Our goal is to ensure that trees have the best chance of thriving in their park environment. Any tree plantings or work on an existing tree must be approved by the city.
The city has many programs and initiatives to care for our urban tree canopy, both on and off park land.
Donate a Tree
Adopt-a-Park is an avenue through which the public can donate a tree to a city park. A tree can be in memory of a loved one, a celebration in honor of a local group or a other meaningful donation. The city has an approval process and detailed steps that must be followed for each tree donation. View the Adopt-a-Park Tree Donation Guide (PDF 146 KB) to learn more and to complete the application. Reach out to [email protected] or 734.794.6445 with questions.

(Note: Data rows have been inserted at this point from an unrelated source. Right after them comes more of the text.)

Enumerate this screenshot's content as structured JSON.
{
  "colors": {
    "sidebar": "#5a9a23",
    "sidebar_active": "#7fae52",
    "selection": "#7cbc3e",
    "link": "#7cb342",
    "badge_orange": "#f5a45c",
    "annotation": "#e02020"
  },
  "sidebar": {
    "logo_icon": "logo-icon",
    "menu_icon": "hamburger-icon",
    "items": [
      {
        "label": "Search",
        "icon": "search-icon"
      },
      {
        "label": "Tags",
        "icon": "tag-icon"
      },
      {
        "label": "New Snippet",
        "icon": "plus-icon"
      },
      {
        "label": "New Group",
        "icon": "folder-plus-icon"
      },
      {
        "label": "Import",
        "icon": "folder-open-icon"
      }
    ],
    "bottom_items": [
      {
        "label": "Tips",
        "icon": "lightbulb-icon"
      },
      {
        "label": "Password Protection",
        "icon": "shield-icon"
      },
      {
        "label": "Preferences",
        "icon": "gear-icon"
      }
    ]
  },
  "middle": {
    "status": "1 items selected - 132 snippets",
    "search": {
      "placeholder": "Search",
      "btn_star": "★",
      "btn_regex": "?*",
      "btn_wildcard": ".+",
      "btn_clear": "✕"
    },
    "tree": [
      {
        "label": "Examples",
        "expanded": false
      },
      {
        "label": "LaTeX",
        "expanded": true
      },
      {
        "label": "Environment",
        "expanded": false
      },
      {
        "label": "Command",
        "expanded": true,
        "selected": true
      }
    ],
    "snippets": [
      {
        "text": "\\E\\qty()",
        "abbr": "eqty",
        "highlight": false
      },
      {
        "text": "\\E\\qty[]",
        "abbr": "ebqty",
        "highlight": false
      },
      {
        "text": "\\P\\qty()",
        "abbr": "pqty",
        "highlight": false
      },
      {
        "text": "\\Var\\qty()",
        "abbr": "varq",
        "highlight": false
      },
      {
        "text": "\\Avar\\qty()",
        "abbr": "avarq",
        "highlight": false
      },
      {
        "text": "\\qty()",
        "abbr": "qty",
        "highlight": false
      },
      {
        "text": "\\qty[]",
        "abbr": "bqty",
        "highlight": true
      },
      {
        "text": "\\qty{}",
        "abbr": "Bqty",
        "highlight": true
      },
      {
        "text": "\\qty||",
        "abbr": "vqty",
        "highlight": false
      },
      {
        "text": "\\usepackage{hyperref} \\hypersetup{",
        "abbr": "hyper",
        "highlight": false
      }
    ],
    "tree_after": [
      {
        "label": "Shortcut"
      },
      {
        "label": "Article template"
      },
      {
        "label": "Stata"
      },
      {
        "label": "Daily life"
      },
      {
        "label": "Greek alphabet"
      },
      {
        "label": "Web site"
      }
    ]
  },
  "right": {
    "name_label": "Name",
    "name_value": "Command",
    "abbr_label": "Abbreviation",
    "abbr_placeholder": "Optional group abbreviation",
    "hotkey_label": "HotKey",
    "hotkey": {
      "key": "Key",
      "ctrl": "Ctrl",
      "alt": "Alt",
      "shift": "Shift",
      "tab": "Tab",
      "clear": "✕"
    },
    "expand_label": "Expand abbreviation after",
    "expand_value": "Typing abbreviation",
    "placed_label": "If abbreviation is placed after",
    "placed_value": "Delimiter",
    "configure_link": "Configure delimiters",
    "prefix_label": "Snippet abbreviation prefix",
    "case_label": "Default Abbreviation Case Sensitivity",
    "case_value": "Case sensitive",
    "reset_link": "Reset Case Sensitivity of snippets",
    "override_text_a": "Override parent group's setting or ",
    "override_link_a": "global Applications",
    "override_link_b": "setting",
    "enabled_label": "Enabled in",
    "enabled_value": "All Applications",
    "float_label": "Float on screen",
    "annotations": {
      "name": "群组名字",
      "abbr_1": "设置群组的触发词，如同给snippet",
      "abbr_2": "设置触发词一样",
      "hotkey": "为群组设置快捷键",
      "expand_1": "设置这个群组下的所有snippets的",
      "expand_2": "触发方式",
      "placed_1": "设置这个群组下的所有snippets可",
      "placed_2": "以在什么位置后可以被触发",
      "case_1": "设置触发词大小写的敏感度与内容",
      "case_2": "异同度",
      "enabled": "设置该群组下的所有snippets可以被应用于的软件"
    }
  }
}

Important details in the tree donation process include:
- There is a $200 donation fee in addition to the cost of the tree.
- The donor is responsible for coordinating the transport and planting of the tree. Adopt-a-Park will provide the necessary support in coordinating with tree nurseries.

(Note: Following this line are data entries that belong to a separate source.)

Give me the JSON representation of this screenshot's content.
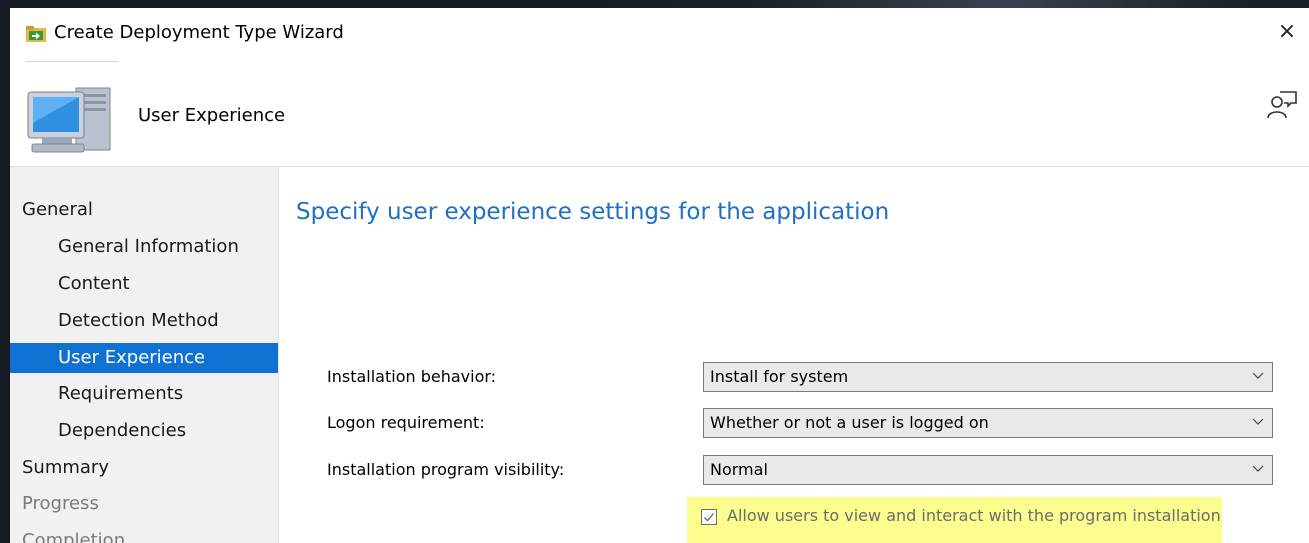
{
  "window": {
    "title": "Create Deployment Type Wizard",
    "close_glyph": "×"
  },
  "header": {
    "title": "User Experience",
    "icon": "computer-icon",
    "right_icon": "feedback-icon"
  },
  "sidebar": {
    "items": [
      {
        "label": "General",
        "level": "top",
        "state": "normal"
      },
      {
        "label": "General Information",
        "level": "sub",
        "state": "normal"
      },
      {
        "label": "Content",
        "level": "sub",
        "state": "normal"
      },
      {
        "label": "Detection Method",
        "level": "sub",
        "state": "normal"
      },
      {
        "label": "User Experience",
        "level": "sub",
        "state": "selected"
      },
      {
        "label": "Requirements",
        "level": "sub",
        "state": "normal"
      },
      {
        "label": "Dependencies",
        "level": "sub",
        "state": "normal"
      },
      {
        "label": "Summary",
        "level": "top",
        "state": "normal"
      },
      {
        "label": "Progress",
        "level": "top",
        "state": "disabled"
      },
      {
        "label": "Completion",
        "level": "top",
        "state": "disabled"
      }
    ]
  },
  "main": {
    "heading": "Specify user experience settings for the application",
    "fields": [
      {
        "label": "Installation behavior:",
        "value": "Install for system"
      },
      {
        "label": "Logon requirement:",
        "value": "Whether or not a user is logged on"
      },
      {
        "label": "Installation program visibility:",
        "value": "Normal"
      }
    ],
    "checkbox": {
      "label": "Allow users to view and interact with the program installation",
      "checked": true,
      "highlight_color": "#fdfc8e"
    }
  },
  "colors": {
    "accent": "#0f72d2",
    "heading": "#1f6fc5"
  }
}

- The donor is responsible for watering the tree for at least two years.
- Trees must be at least 1.5" in diameter. No saplings.
Adopt-a-Park has a pre-approved tree species list

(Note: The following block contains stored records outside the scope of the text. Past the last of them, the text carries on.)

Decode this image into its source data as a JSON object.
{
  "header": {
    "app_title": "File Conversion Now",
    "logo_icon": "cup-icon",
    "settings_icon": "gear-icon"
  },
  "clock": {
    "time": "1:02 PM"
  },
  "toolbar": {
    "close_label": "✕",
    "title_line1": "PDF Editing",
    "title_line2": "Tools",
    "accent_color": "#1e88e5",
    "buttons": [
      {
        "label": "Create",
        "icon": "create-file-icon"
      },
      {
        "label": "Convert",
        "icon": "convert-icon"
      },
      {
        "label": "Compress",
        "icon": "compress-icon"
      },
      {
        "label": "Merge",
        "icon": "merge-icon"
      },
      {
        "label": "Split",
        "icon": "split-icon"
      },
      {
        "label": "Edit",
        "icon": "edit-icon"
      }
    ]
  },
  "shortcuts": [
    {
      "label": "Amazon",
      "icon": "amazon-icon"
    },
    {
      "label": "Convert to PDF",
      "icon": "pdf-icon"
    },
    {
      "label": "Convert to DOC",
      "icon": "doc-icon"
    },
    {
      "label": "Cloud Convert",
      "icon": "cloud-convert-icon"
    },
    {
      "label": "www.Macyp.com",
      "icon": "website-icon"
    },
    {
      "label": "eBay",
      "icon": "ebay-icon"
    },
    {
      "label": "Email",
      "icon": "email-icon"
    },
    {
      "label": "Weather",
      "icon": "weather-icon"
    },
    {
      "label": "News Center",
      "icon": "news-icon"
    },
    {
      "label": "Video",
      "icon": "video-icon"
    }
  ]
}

(PDF 235 KB) from which donors can select a tree to propose for approval.
Special Park Projects
Residents who are interested in proposing a special project idea that includes a tree planting can do so through Adopt-a-Park. There is a formal process for proposing a special project idea for a city park. Visit the Proposing a Special Park Project page to learn more.
Adopt-a-Park Tree Species List (PDF 235 KB) serves as a reference for tree donations, special park project proposals and park adopters. The list includes information about what the tree looks like and preferred environment. Residents interested in donating a tree can choose the species and city staff will review the selection.
The tree species list can also be a reference for residents who want to propose a Special Park Project.
Tree Pruning in Parks
Most tree species benefit from pruning. Careful pruning prevents disease, as well as improves the tree's shape.
The Parks department prunes park trees as needed and hires a contractor to address routine pruning needs each winter. This mostly entails pruning needs that result from storm damage, disease or safety concerns. Residents who see a park tree that they feel needs to be pruned or surveyed for other concerns can do so on A2Fix It.
Learn to Prune
Pruning a tree requires proper skill and a thoughtful approach. This ensures that the tree can heal and is less susceptible to infection. The City offers a winter Citizen Pruner Program for residents to learn about tree pruning. Volunteers have the chance to practice and assist with pruning street trees and park trees. The program entails a classroom session, an outdoor field training and at least one required volunteer session for practice. Visit the Citizen Pruner page to learn more.
The city has a Champion Tree program that identifies and catalogs the largest tree of each species within the city. Most of these champion trees are on private property but there are a few in city parks. Nominations continue to be accepted for prospective Champion Trees. The current list can be found on the Champion Tree Map.
10,000 Trees Initiative
Ann Arbor's Office of Sustainability and Innovations has set a goal to plant 10,000 new trees planted on private property by 2030. This initiative is part of the city's goal to be carbon neutral by 2030. Visit the 10,000 Trees page to learn more about this initiative and the programs that they offer.
To learn more about our urban tree canopy, visit the Forestry Department's website.